Also, it is never too late for any company to "turn things around" and improve its blemished image. For example, in 1995, Denny's paid $54 million to settle a federal class-action lawsuit. While that case stemmed from customer claims of discrimination and not an employment litigation matter, the point is that rehabilitation of one's negative corporate image can occur. Indeed, thereafter, the NAACP named the CEO of Denny's parent company as "CEO of the Year." Furthermore, to achieve its recovery, the Company implemented various training procedures that have become an integral part of Denny's corporate and work culture.
How To Encourage Diversity
In order to hedge against the threat of litigation, an unfavorable jury verdict, and bad publicity, employers must be proactive in educating their employees on diversity. Diversity training and implementation of appropriately drafted employment policies and procedures are indispensable tools in countering litigation costs. Diversity training is especially important in situations where an employee may unintentionally act in a discriminatory manner. To avoid such, an employer should work to create training programs to eradicate even potential stereotypes and preemptively stop such issues from resulting in inadvertent acts of discrimination.
Diversity training can provide comfort and security to a minority employee. Oftentimes, a minority employee may feel alone or ostracized because there is no one to identify with. As a result, this may affect the employee's productivity and deprive the corporation of the invaluable insight gained from a different cultural perspective. Discrimination is often the result of simply having uninformed co-workers or supervisors. An unenlightened employee may feel uncomfortable around a minority employee, which in turn, creates an unhealthy tension. A diversity program can assist employees in embracing certain cultural differences and acclimating them to a multi-cultural state of mind.
Employers must continue to be committed to diversity in the workplace in order to promote a positive environment for its employees. Albeit somewhat simplistic, the old adage that "a happy employee is a loyal employee" is worthy of remembrance. Failure to embrace diversity can result in dire consequences, including legally, practically, and otherwise. As such, employers should recognize the importance and value in promoting, advocating, and attempting to maintain variety among their workforce.

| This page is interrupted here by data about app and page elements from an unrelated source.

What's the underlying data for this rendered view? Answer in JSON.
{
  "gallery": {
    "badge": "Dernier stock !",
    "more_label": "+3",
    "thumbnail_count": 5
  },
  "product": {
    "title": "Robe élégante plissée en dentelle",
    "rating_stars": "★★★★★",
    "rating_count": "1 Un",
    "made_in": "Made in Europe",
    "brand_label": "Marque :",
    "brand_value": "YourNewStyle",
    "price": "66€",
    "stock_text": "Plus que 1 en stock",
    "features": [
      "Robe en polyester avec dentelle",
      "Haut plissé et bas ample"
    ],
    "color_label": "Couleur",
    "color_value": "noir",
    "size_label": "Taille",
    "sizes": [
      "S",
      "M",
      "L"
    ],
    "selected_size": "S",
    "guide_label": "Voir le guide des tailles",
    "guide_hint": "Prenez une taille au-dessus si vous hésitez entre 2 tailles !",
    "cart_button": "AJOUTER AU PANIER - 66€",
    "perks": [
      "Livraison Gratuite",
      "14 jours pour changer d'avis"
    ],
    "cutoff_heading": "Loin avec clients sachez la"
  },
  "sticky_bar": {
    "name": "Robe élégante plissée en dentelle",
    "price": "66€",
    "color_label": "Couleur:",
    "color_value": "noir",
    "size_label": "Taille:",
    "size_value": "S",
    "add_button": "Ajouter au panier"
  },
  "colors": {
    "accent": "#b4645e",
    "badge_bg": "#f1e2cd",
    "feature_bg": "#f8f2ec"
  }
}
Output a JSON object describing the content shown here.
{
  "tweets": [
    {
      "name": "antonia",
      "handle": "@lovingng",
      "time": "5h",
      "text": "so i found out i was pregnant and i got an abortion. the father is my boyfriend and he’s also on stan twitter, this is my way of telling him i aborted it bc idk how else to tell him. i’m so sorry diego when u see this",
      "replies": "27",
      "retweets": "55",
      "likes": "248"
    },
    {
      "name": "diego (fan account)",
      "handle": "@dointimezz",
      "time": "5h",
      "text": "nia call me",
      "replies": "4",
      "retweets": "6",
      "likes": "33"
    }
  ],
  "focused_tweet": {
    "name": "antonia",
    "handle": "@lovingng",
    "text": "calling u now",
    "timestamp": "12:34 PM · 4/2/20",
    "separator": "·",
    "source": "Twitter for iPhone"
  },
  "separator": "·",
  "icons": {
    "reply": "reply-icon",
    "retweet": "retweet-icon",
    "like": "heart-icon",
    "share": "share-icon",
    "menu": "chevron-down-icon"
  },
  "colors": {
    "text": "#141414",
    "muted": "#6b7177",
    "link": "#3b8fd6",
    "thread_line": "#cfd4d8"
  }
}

Tedd J. Kochman is a Principal at the law firm of Grotta, Glassman & Hoffman, P.C. He and his Firm specialize in representing companies with labor, employment counseling, employment litigation, and immigration matters. He may be reached at (973) 994-7548. Mr. Kochman would sincerely like to thank Katy Shi-Klepper, an Associate at GG&H, for her outstanding contribution and assistance with preparing this Article.